Five disparate characters travel through 1453 Italy together: Isolde, kept from her own lands by her brother; Ishraq, her companion, close as a sister; Luca, novice member of a secret papal order; Freize, Luca’s amiable and intelligent manservant (and the only fully realized and attractive character); and Brother Peter, who seeks to keep them all in line. Brother Peter and Luca are seeking signs of the end of days, and the young women are headed toward Isolde’s godfather for assistance. They happen upon a band of child crusaders certain the waters will part for them to walk to Jerusalem. In the one compelling moment of storytelling, a tsunami sweeps the children and much of a seaside town away. The townspeople behave like a cardboard mob, first praising those who survive, then accusing Isolde and Ishraq of bringing the great wave. Those two girls, inseparable as companions, suddenly have a vicious fight (over Luca). The story concludes, with little progress made, in a scene, between Luca and a lord of the secret order, that is probably meant to be creepily erotic but ends up only creepy. As before, Gregory mixes odd nomenclature and modern phrasing (“Saved our bacon at Vittorito,” Frieze says of Muslim Ishraq) into the unfocused plot.

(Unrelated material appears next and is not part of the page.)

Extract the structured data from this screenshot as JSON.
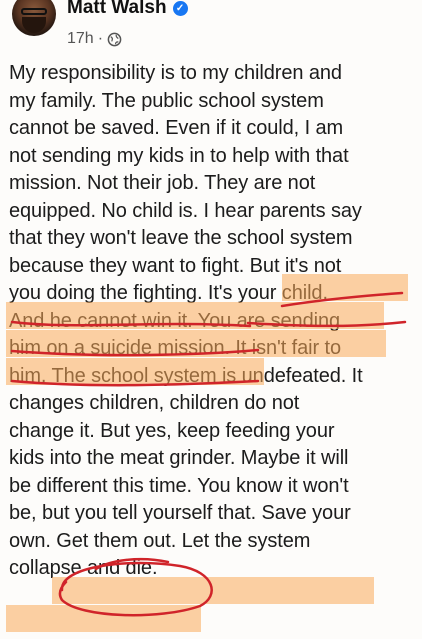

Another miss, and we’re only halfway through the series. (Historical fiction. 14-18)